▶ [Information supplied]:
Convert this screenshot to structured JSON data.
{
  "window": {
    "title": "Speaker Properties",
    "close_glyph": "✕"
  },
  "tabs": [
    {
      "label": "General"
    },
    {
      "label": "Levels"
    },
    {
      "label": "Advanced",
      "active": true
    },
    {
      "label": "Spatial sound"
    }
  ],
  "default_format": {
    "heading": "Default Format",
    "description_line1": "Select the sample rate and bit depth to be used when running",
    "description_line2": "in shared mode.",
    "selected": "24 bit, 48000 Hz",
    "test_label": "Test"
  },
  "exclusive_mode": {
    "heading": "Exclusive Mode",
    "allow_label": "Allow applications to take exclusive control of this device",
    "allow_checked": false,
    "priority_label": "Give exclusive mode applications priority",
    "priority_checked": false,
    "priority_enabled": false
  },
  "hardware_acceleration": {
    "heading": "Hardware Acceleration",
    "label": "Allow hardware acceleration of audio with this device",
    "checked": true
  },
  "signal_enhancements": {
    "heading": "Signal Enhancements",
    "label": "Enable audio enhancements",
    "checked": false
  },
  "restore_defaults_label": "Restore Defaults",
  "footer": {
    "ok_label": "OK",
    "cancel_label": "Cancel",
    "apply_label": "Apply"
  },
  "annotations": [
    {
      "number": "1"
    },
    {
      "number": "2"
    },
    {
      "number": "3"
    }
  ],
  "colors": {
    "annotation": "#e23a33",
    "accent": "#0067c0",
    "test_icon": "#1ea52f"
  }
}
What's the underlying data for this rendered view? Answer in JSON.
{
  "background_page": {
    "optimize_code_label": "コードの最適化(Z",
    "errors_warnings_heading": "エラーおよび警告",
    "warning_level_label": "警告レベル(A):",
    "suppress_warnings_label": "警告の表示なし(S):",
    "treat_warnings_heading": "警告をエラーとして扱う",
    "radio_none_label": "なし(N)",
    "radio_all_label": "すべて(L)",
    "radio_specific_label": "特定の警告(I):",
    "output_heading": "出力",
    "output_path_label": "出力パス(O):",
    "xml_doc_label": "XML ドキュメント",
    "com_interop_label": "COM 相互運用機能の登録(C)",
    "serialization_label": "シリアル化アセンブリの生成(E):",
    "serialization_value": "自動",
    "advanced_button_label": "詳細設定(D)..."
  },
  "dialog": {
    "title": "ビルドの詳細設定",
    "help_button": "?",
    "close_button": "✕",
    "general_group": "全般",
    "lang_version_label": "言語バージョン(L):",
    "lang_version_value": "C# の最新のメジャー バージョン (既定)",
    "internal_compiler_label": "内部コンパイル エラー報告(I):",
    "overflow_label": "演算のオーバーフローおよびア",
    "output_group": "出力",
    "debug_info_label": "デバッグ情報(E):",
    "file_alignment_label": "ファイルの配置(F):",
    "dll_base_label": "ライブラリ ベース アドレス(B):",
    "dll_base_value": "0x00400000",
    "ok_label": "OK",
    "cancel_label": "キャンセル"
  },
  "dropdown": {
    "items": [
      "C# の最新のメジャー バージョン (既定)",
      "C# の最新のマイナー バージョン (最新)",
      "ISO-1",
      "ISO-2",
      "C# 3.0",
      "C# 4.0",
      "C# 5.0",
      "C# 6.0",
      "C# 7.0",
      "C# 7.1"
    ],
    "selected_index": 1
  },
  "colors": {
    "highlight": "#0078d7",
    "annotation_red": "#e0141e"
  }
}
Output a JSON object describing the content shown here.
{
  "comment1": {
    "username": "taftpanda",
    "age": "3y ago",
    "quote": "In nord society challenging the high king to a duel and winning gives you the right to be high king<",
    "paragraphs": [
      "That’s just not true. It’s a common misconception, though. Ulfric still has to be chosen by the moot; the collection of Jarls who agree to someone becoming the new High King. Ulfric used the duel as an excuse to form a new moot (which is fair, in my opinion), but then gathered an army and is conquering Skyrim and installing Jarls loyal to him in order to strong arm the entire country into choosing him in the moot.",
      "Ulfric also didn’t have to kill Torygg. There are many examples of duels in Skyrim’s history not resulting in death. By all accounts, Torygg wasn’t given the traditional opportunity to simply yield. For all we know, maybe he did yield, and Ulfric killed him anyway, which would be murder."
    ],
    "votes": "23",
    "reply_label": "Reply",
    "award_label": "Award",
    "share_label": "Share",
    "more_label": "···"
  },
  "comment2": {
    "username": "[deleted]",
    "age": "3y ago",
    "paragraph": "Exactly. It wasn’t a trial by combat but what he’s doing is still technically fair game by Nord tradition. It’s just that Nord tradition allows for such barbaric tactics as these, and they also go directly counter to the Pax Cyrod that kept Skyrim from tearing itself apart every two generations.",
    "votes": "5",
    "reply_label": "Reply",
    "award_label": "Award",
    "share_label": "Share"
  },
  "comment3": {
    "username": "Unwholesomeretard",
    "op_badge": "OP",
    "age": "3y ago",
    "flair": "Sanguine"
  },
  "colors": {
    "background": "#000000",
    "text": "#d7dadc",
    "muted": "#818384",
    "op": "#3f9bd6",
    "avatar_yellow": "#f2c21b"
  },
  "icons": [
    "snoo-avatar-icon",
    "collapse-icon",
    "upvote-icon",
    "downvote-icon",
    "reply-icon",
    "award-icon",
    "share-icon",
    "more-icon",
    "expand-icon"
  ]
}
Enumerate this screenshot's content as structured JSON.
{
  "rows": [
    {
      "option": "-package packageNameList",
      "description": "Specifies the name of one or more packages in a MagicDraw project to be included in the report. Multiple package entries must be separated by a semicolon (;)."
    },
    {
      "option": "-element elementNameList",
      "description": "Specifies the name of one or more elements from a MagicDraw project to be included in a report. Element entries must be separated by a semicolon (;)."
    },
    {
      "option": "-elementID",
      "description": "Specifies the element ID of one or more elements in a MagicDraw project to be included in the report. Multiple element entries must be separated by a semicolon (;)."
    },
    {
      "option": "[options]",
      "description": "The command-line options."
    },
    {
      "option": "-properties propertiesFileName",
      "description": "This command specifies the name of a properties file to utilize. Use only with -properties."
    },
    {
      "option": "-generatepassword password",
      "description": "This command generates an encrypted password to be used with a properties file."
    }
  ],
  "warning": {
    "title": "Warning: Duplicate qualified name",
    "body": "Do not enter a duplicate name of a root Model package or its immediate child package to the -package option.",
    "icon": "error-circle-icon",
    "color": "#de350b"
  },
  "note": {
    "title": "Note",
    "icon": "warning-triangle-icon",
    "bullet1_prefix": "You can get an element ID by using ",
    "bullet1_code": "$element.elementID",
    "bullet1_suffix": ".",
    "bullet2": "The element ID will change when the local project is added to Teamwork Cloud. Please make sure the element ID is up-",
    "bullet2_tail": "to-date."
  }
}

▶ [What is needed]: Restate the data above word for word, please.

▶ [Solution to this problem]:
Convert this screenshot to structured JSON data.
{
  "window": {
    "title": "Speaker Properties",
    "close_glyph": "✕"
  },
  "tabs": [
    {
      "label": "General"
    },
    {
      "label": "Levels"
    },
    {
      "label": "Advanced",
      "active": true
    },
    {
      "label": "Spatial sound"
    }
  ],
  "default_format": {
    "heading": "Default Format",
    "description_line1": "Select the sample rate and bit depth to be used when running",
    "description_line2": "in shared mode.",
    "selected": "24 bit, 48000 Hz",
    "test_label": "Test"
  },
  "exclusive_mode": {
    "heading": "Exclusive Mode",
    "allow_label": "Allow applications to take exclusive control of this device",
    "allow_checked": false,
    "priority_label": "Give exclusive mode applications priority",
    "priority_checked": false,
    "priority_enabled": false
  },
  "hardware_acceleration": {
    "heading": "Hardware Acceleration",
    "label": "Allow hardware acceleration of audio with this device",
    "checked": true
  },
  "signal_enhancements": {
    "heading": "Signal Enhancements",
    "label": "Enable audio enhancements",
    "checked": false
  },
  "restore_defaults_label": "Restore Defaults",
  "footer": {
    "ok_label": "OK",
    "cancel_label": "Cancel",
    "apply_label": "Apply"
  },
  "annotations": [
    {
      "number": "1"
    },
    {
      "number": "2"
    },
    {
      "number": "3"
    }
  ],
  "colors": {
    "annotation": "#e23a33",
    "accent": "#0067c0",
    "test_icon": "#1ea52f"
  }
}
What's the underlying data for this rendered view? Answer in JSON.
{
  "background_page": {
    "optimize_code_label": "コードの最適化(Z",
    "errors_warnings_heading": "エラーおよび警告",
    "warning_level_label": "警告レベル(A):",
    "suppress_warnings_label": "警告の表示なし(S):",
    "treat_warnings_heading": "警告をエラーとして扱う",
    "radio_none_label": "なし(N)",
    "radio_all_label": "すべて(L)",
    "radio_specific_label": "特定の警告(I):",
    "output_heading": "出力",
    "output_path_label": "出力パス(O):",
    "xml_doc_label": "XML ドキュメント",
    "com_interop_label": "COM 相互運用機能の登録(C)",
    "serialization_label": "シリアル化アセンブリの生成(E):",
    "serialization_value": "自動",
    "advanced_button_label": "詳細設定(D)..."
  },
  "dialog": {
    "title": "ビルドの詳細設定",
    "help_button": "?",
    "close_button": "✕",
    "general_group": "全般",
    "lang_version_label": "言語バージョン(L):",
    "lang_version_value": "C# の最新のメジャー バージョン (既定)",
    "internal_compiler_label": "内部コンパイル エラー報告(I):",
    "overflow_label": "演算のオーバーフローおよびア",
    "output_group": "出力",
    "debug_info_label": "デバッグ情報(E):",
    "file_alignment_label": "ファイルの配置(F):",
    "dll_base_label": "ライブラリ ベース アドレス(B):",
    "dll_base_value": "0x00400000",
    "ok_label": "OK",
    "cancel_label": "キャンセル"
  },
  "dropdown": {
    "items": [
      "C# の最新のメジャー バージョン (既定)",
      "C# の最新のマイナー バージョン (最新)",
      "ISO-1",
      "ISO-2",
      "C# 3.0",
      "C# 4.0",
      "C# 5.0",
      "C# 6.0",
      "C# 7.0",
      "C# 7.1"
    ],
    "selected_index": 1
  },
  "colors": {
    "highlight": "#0078d7",
    "annotation_red": "#e0141e"
  }
}
Output a JSON object describing the content shown here.
{
  "comment1": {
    "username": "taftpanda",
    "age": "3y ago",
    "quote": "In nord society challenging the high king to a duel and winning gives you the right to be high king<",
    "paragraphs": [
      "That’s just not true. It’s a common misconception, though. Ulfric still has to be chosen by the moot; the collection of Jarls who agree to someone becoming the new High King. Ulfric used the duel as an excuse to form a new moot (which is fair, in my opinion), but then gathered an army and is conquering Skyrim and installing Jarls loyal to him in order to strong arm the entire country into choosing him in the moot.",
      "Ulfric also didn’t have to kill Torygg. There are many examples of duels in Skyrim’s history not resulting in death. By all accounts, Torygg wasn’t given the traditional opportunity to simply yield. For all we know, maybe he did yield, and Ulfric killed him anyway, which would be murder."
    ],
    "votes": "23",
    "reply_label": "Reply",
    "award_label": "Award",
    "share_label": "Share",
    "more_label": "···"
  },
  "comment2": {
    "username": "[deleted]",
    "age": "3y ago",
    "paragraph": "Exactly. It wasn’t a trial by combat but what he’s doing is still technically fair game by Nord tradition. It’s just that Nord tradition allows for such barbaric tactics as these, and they also go directly counter to the Pax Cyrod that kept Skyrim from tearing itself apart every two generations.",
    "votes": "5",
    "reply_label": "Reply",
    "award_label": "Award",
    "share_label": "Share"
  },
  "comment3": {
    "username": "Unwholesomeretard",
    "op_badge": "OP",
    "age": "3y ago",
    "flair": "Sanguine"
  },
  "colors": {
    "background": "#000000",
    "text": "#d7dadc",
    "muted": "#818384",
    "op": "#3f9bd6",
    "avatar_yellow": "#f2c21b"
  },
  "icons": [
    "snoo-avatar-icon",
    "collapse-icon",
    "upvote-icon",
    "downvote-icon",
    "reply-icon",
    "award-icon",
    "share-icon",
    "more-icon",
    "expand-icon"
  ]
}
Enumerate this screenshot's content as structured JSON.
{
  "rows": [
    {
      "option": "-package packageNameList",
      "description": "Specifies the name of one or more packages in a MagicDraw project to be included in the report. Multiple package entries must be separated by a semicolon (;)."
    },
    {
      "option": "-element elementNameList",
      "description": "Specifies the name of one or more elements from a MagicDraw project to be included in a report. Element entries must be separated by a semicolon (;)."
    },
    {
      "option": "-elementID",
      "description": "Specifies the element ID of one or more elements in a MagicDraw project to be included in the report. Multiple element entries must be separated by a semicolon (;)."
    },
    {
      "option": "[options]",
      "description": "The command-line options."
    },
    {
      "option": "-properties propertiesFileName",
      "description": "This command specifies the name of a properties file to utilize. Use only with -properties."
    },
    {
      "option": "-generatepassword password",
      "description": "This command generates an encrypted password to be used with a properties file."
    }
  ],
  "warning": {
    "title": "Warning: Duplicate qualified name",
    "body": "Do not enter a duplicate name of a root Model package or its immediate child package to the -package option.",
    "icon": "error-circle-icon",
    "color": "#de350b"
  },
  "note": {
    "title": "Note",
    "icon": "warning-triangle-icon",
    "bullet1_prefix": "You can get an element ID by using ",
    "bullet1_code": "$element.elementID",
    "bullet1_suffix": ".",
    "bullet2": "The element ID will change when the local project is added to Teamwork Cloud. Please make sure the element ID is up-",
    "bullet2_tail": "to-date."
  }
}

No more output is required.